"And then while I’m away
I’ll write home every day
And I’ll send all my loving to you”
I was very fortunate during my last 18 months in Japan to meet a man who I now consider a second father to me.
Imamura sensei and I first met during school. He was a new teacher, a retiree in fact who decided to return to teaching. His desk was placed next to mine in the teachers room and from that day, we became family.
Everyone loves him, students and teachers. He was respected by all. He hardly knows any English but his effort to communicate with me led him to use whatever resource he had, mainly his dictionary. We would talk about everything; favourite foods, which students were giving trouble in class, Japanese history, Trinidad culture, slavery, and movies.
A few months after meeting him, he invited me to his house. I met his lovely wife who is just as kind, gracious and giving. She’s the love of his life, and it shows everyday. If I brought something for him, he’d always take half of it home for his wife. She made bento for him every single day. Even though it’s part of Japanese culture for the woman of the house to make lunch, you could tell that he appreciated it. He was always proud of his bento.
They seemed so happy to have me over, and of course his wife made sure I was well fed. Imamura sensei gushed about how much we talked between classes and how much English he learned and told his wife that I am like a daughter to him. That day, the Imamura’s became my family. My mama and papa san. Even though they have three boys of their own, I’m their only daughter.

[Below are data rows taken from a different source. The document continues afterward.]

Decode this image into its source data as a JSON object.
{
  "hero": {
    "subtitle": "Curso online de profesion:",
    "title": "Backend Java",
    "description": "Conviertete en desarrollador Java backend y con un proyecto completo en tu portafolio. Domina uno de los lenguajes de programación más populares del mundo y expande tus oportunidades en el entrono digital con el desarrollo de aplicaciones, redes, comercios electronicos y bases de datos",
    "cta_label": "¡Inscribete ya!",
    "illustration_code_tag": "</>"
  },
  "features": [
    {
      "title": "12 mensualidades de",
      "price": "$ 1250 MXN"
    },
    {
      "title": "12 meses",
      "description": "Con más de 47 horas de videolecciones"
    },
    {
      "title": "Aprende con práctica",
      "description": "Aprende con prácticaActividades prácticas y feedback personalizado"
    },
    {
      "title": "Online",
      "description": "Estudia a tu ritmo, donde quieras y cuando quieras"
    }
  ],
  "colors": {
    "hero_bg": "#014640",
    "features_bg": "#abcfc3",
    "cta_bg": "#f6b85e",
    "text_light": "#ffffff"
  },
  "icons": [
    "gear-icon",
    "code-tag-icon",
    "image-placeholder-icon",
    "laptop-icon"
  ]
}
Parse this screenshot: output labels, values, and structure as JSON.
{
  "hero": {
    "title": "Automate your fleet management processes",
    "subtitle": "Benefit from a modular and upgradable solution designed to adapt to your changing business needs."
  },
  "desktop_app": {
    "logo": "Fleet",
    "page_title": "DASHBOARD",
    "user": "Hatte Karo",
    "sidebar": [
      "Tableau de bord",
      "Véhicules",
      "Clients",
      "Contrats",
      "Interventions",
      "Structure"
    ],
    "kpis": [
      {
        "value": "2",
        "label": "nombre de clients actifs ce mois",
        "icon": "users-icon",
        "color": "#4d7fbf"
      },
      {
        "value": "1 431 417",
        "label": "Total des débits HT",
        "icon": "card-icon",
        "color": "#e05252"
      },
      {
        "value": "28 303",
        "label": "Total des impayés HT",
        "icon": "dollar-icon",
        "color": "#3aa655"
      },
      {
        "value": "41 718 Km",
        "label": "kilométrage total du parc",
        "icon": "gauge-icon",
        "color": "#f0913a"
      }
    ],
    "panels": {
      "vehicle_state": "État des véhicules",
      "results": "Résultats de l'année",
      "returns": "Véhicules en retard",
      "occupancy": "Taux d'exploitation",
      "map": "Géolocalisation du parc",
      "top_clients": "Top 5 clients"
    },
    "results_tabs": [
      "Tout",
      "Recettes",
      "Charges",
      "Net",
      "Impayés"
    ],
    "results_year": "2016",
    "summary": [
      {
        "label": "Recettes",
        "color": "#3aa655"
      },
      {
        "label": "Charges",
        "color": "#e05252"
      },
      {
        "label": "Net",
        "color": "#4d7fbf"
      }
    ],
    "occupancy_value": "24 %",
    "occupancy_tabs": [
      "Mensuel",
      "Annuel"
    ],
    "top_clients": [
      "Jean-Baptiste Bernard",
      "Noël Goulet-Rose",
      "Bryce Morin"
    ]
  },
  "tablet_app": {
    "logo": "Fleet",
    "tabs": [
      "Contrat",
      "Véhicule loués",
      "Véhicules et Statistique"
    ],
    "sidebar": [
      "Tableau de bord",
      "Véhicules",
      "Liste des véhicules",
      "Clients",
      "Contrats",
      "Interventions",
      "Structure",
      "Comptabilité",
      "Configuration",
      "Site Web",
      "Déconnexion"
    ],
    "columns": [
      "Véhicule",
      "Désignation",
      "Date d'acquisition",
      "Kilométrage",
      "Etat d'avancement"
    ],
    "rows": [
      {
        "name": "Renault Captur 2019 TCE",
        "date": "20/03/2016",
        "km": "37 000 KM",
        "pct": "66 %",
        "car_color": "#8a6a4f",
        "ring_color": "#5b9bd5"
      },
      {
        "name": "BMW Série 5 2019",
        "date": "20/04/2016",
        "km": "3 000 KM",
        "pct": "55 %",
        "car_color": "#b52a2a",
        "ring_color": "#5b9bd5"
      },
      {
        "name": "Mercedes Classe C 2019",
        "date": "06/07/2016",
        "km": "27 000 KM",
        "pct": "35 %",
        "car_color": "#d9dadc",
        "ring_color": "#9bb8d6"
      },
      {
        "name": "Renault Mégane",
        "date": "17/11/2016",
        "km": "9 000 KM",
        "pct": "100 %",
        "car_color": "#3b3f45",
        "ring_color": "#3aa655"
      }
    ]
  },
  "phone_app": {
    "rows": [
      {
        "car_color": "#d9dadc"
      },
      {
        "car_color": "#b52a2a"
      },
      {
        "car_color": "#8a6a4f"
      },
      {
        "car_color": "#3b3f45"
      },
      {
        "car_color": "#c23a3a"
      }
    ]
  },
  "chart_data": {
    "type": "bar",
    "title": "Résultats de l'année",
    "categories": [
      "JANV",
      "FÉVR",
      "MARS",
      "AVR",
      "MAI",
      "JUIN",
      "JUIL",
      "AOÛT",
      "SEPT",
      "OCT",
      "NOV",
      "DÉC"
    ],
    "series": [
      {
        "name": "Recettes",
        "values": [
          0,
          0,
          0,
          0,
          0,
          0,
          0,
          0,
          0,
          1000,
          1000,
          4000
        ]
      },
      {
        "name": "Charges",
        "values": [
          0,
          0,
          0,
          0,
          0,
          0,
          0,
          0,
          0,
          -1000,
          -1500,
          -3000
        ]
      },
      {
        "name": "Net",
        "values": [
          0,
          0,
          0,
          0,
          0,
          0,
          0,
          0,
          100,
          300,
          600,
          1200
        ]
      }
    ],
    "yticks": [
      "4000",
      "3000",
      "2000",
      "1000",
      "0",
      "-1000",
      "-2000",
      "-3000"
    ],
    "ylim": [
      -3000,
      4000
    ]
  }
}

Mama san made bento for me every Monday without fail. I would cook on Sunday evenings and totally forget that I would receive lunch on Monday. She respected the fact that I don’t eat meat and always made a vegetarian or fish bento for me. Every Monday Imamura sensei and I would get similar bentos except mine had a note from Mama san and an extra treat.
I visited their house on several occasions. But the second to last time was hard. It was supposed to be the last time I would see them before I leave. We had a very simple lunch and chatted for hours. He then told me he had a present for me. He had just started teaching himself how to play the electric guitar and he had practiced “All my life” by the Beatle’s to perform for me. That song will forever have a place in my heart and I’ll always remember him when I hear it.
This man really cared for me. He wrote me a long letter wishing me all the best in my future endeavors and gave me moving money as a going away present. He also made sure to let me know that I’d have to bring my fiance to Japan so he could meet him before we get married. He took his father role seriously.
I’m going to send a letter to them tomorrow just to let them know I’m ok. They don’t have a computer at home and papa san hates spending time online so snail mail will be our only way of communicating.
Today was a rough day for me but I try to remember the amazing people I’ve met throughout my two years in Japan and how they’ve helped to mold me into the person that I am today.